Return the complete listing without omission.

### The input:
···
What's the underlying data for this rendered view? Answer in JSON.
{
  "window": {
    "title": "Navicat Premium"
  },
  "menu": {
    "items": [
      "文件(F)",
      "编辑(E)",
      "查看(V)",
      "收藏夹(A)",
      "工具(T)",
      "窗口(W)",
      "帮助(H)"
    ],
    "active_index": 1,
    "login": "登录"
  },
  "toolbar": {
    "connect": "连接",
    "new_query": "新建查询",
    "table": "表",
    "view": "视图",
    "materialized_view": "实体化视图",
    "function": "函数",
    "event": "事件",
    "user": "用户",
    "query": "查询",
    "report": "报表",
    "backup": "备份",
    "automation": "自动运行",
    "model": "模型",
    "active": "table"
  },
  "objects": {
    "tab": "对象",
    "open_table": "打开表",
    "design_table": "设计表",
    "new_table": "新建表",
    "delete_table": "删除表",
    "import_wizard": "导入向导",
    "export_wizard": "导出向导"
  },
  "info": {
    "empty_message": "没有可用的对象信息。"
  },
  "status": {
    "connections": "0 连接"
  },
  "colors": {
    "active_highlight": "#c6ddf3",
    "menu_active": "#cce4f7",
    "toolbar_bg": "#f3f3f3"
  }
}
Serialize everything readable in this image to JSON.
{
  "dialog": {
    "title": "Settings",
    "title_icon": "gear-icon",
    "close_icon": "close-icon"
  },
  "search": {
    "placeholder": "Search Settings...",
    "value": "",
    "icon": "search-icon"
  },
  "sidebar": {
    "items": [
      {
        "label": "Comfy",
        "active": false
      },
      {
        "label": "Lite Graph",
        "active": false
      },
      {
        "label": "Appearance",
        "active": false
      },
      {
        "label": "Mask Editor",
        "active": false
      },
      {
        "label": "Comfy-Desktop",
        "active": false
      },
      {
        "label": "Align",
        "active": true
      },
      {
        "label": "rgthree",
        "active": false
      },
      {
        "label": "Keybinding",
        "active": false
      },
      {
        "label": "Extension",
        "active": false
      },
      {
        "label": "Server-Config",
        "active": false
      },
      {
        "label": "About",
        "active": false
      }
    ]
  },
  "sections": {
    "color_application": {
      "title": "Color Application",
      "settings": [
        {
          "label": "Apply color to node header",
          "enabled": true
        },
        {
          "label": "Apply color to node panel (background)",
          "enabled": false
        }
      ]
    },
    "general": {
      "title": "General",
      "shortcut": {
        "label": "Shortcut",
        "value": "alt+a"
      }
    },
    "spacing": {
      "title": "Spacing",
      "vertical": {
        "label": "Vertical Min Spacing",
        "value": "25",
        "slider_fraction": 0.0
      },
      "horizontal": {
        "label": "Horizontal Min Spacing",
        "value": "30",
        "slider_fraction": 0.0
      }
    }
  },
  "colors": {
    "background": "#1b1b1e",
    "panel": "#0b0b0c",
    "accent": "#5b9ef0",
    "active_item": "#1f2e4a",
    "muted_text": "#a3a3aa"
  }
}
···
### Answer area:
What's the underlying data for this rendered view? Answer in JSON.
{
  "window": {
    "title": "Navicat Premium"
  },
  "menu": {
    "items": [
      "文件(F)",
      "编辑(E)",
      "查看(V)",
      "收藏夹(A)",
      "工具(T)",
      "窗口(W)",
      "帮助(H)"
    ],
    "active_index": 1,
    "login": "登录"
  },
  "toolbar": {
    "connect": "连接",
    "new_query": "新建查询",
    "table": "表",
    "view": "视图",
    "materialized_view": "实体化视图",
    "function": "函数",
    "event": "事件",
    "user": "用户",
    "query": "查询",
    "report": "报表",
    "backup": "备份",
    "automation": "自动运行",
    "model": "模型",
    "active": "table"
  },
  "objects": {
    "tab": "对象",
    "open_table": "打开表",
    "design_table": "设计表",
    "new_table": "新建表",
    "delete_table": "删除表",
    "import_wizard": "导入向导",
    "export_wizard": "导出向导"
  },
  "info": {
    "empty_message": "没有可用的对象信息。"
  },
  "status": {
    "connections": "0 连接"
  },
  "colors": {
    "active_highlight": "#c6ddf3",
    "menu_active": "#cce4f7",
    "toolbar_bg": "#f3f3f3"
  }
}
Serialize everything readable in this image to JSON.
{
  "dialog": {
    "title": "Settings",
    "title_icon": "gear-icon",
    "close_icon": "close-icon"
  },
  "search": {
    "placeholder": "Search Settings...",
    "value": "",
    "icon": "search-icon"
  },
  "sidebar": {
    "items": [
      {
        "label": "Comfy",
        "active": false
      },
      {
        "label": "Lite Graph",
        "active": false
      },
      {
        "label": "Appearance",
        "active": false
      },
      {
        "label": "Mask Editor",
        "active": false
      },
      {
        "label": "Comfy-Desktop",
        "active": false
      },
      {
        "label": "Align",
        "active": true
      },
      {
        "label": "rgthree",
        "active": false
      },
      {
        "label": "Keybinding",
        "active": false
      },
      {
        "label": "Extension",
        "active": false
      },
      {
        "label": "Server-Config",
        "active": false
      },
      {
        "label": "About",
        "active": false
      }
    ]
  },
  "sections": {
    "color_application": {
      "title": "Color Application",
      "settings": [
        {
          "label": "Apply color to node header",
          "enabled": true
        },
        {
          "label": "Apply color to node panel (background)",
          "enabled": false
        }
      ]
    },
    "general": {
      "title": "General",
      "shortcut": {
        "label": "Shortcut",
        "value": "alt+a"
      }
    },
    "spacing": {
      "title": "Spacing",
      "vertical": {
        "label": "Vertical Min Spacing",
        "value": "25",
        "slider_fraction": 0.0
      },
      "horizontal": {
        "label": "Horizontal Min Spacing",
        "value": "30",
        "slider_fraction": 0.0
      }
    }
  },
  "colors": {
    "background": "#1b1b1e",
    "panel": "#0b0b0c",
    "accent": "#5b9ef0",
    "active_item": "#1f2e4a",
    "muted_text": "#a3a3aa"
  }
}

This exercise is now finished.